Queen: Each colony has only one sexually developed female, known as the queen bee. The queen is responsible for populating the entire colony and during peak production, a queen can lay up to 1,500 eggs per day! Queens are larger in size than other females in their colonies and have a lifespan of 2-5 years (some bees only live for 30 days). Research has found that queen bees can actually vaccinate their colony against diseases.  Though queens rarely leave the nest, their forager bees pick up environmental pathogens while gathering pollen and use this same pollen to create “royal jelly” — a food made just for the queen that contains bacteria from the outside environment. The queen ingests the bacteria, stores it in her “fat body” (similar to a human liver), and transfers it through her blood to her developing eggs, essentially “vaccinating” her babies.

A Road Trip to California—That’s Nuts! 

There’s one crop that demands more bees than any other—almonds. Eat an almond anywhere in the world and there’s a good chance that almond was grown in California. As of 2017, the Golden State produces approximately 2.2 billion pounds of almonds each season. This time of year, billions of honey bees across the US embark on road trips to assist the California farmers who need the bees to pollinate their crops. As consumers buy products like almond milk and almond butter, the demand for the already popular nut (and the bees that make that nut possible), continues to rise. Currently, it is estimated that this year alone, close to 30 billion bees will travel from out-of-state to meet the pollination needs of Central California’s almond industry.

Crates of honeybees on the back of a flatbed truck.

Crates of honey bees on the back of a flatbed truck.

Honey—How is it Made? 

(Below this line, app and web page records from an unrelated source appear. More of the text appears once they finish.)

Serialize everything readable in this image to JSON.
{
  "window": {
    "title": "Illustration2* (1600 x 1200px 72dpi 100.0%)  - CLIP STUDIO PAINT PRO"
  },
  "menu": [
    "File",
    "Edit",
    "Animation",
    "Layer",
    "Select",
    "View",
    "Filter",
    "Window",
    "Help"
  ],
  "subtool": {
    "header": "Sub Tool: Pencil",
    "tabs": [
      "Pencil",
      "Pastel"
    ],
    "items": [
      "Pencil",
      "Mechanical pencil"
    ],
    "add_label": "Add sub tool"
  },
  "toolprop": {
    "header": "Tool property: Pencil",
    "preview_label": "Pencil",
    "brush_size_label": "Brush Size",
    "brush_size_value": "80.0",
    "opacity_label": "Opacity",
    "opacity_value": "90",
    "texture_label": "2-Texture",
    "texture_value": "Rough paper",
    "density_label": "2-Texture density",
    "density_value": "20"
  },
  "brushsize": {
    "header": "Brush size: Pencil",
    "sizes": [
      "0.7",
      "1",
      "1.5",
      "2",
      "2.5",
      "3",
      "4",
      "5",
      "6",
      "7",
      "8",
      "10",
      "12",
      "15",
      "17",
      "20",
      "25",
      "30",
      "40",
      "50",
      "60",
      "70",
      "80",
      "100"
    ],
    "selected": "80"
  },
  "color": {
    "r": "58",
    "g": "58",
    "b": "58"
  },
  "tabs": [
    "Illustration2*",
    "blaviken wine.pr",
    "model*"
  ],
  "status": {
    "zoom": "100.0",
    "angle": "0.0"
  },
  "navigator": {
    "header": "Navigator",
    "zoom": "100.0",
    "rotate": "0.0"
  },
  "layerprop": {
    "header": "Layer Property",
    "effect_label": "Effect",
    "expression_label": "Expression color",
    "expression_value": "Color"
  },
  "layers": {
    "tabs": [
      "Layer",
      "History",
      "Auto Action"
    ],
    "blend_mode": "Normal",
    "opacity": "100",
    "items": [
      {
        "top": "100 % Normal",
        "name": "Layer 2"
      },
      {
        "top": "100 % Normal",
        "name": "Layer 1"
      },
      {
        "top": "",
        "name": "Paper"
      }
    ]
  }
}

Aside from being pro pollinators, honey bees manufacture a liquid that has been touted as the “elixir of the gods”—honey. Honey has an extensive history around the world, the oldest remains of which have been found in a tomb in the country of Georgia, dating from 4,700 to 5,500 years ago. It is used to sweeten food and drink, soothe sore throughs, and can serve as an antibacterial for wounds.  Though humans have enjoyed the consumption of honey for millennia, honey’s natural purpose is to feed the bees. As bees collect nectar, they use their long tongues (called proboscis) like a straw to help them suck nectar out of flowers. They store the nectar in a second stomach and transport it back to the hive where it is converted to honey and capped with beeswax for later consumption.

Honey bees are hardworking masters of communication and planning and their existence is vital to our own. So next time you’re in the path of a honey bee, think twice before you swat it away.